◆ **TRY IT**
Word for word, write the records out again, but omit each picture.

#### RECORDS SUPPLIED ####

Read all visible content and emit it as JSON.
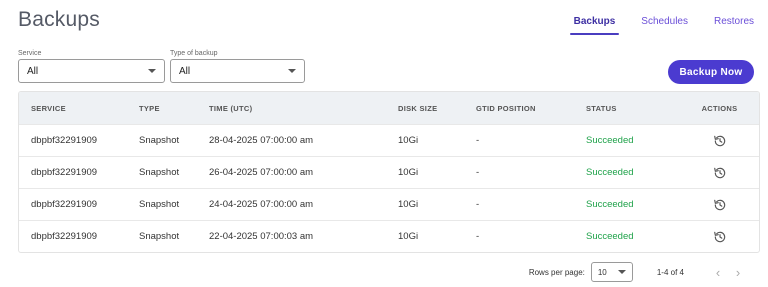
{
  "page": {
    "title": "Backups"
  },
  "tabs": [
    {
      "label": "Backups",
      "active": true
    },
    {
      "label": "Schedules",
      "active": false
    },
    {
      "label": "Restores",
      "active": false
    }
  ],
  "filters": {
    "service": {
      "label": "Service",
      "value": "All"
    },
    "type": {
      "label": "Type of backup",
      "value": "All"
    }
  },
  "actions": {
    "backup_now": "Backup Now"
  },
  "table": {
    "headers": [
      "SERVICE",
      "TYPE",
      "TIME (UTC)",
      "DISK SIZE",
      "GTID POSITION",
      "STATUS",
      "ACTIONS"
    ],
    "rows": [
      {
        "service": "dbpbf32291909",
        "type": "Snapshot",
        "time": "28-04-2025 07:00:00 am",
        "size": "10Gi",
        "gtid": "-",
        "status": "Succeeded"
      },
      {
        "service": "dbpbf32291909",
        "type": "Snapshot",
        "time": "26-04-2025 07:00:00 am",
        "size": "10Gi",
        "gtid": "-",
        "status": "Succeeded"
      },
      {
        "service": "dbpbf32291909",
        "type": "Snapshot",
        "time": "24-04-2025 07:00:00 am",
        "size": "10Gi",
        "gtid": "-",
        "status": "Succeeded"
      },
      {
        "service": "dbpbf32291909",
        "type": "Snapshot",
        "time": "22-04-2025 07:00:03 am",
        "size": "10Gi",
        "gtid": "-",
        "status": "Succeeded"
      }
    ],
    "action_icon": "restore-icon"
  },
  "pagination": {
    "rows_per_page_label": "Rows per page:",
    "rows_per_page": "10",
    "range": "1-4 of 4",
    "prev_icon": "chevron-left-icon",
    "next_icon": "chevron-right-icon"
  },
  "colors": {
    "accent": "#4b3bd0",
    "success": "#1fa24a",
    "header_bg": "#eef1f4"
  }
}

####

◆ **WRITTEN ANSWER**
Read all visible content and emit it as JSON.
{
  "page": {
    "title": "Backups"
  },
  "tabs": [
    {
      "label": "Backups",
      "active": true
    },
    {
      "label": "Schedules",
      "active": false
    },
    {
      "label": "Restores",
      "active": false
    }
  ],
  "filters": {
    "service": {
      "label": "Service",
      "value": "All"
    },
    "type": {
      "label": "Type of backup",
      "value": "All"
    }
  },
  "actions": {
    "backup_now": "Backup Now"
  },
  "table": {
    "headers": [
      "SERVICE",
      "TYPE",
      "TIME (UTC)",
      "DISK SIZE",
      "GTID POSITION",
      "STATUS",
      "ACTIONS"
    ],
    "rows": [
      {
        "service": "dbpbf32291909",
        "type": "Snapshot",
        "time": "28-04-2025 07:00:00 am",
        "size": "10Gi",
        "gtid": "-",
        "status": "Succeeded"
      },
      {
        "service": "dbpbf32291909",
        "type": "Snapshot",
        "time": "26-04-2025 07:00:00 am",
        "size": "10Gi",
        "gtid": "-",
        "status": "Succeeded"
      },
      {
        "service": "dbpbf32291909",
        "type": "Snapshot",
        "time": "24-04-2025 07:00:00 am",
        "size": "10Gi",
        "gtid": "-",
        "status": "Succeeded"
      },
      {
        "service": "dbpbf32291909",
        "type": "Snapshot",
        "time": "22-04-2025 07:00:03 am",
        "size": "10Gi",
        "gtid": "-",
        "status": "Succeeded"
      }
    ],
    "action_icon": "restore-icon"
  },
  "pagination": {
    "rows_per_page_label": "Rows per page:",
    "rows_per_page": "10",
    "range": "1-4 of 4",
    "prev_icon": "chevron-left-icon",
    "next_icon": "chevron-right-icon"
  },
  "colors": {
    "accent": "#4b3bd0",
    "success": "#1fa24a",
    "header_bg": "#eef1f4"
  }
}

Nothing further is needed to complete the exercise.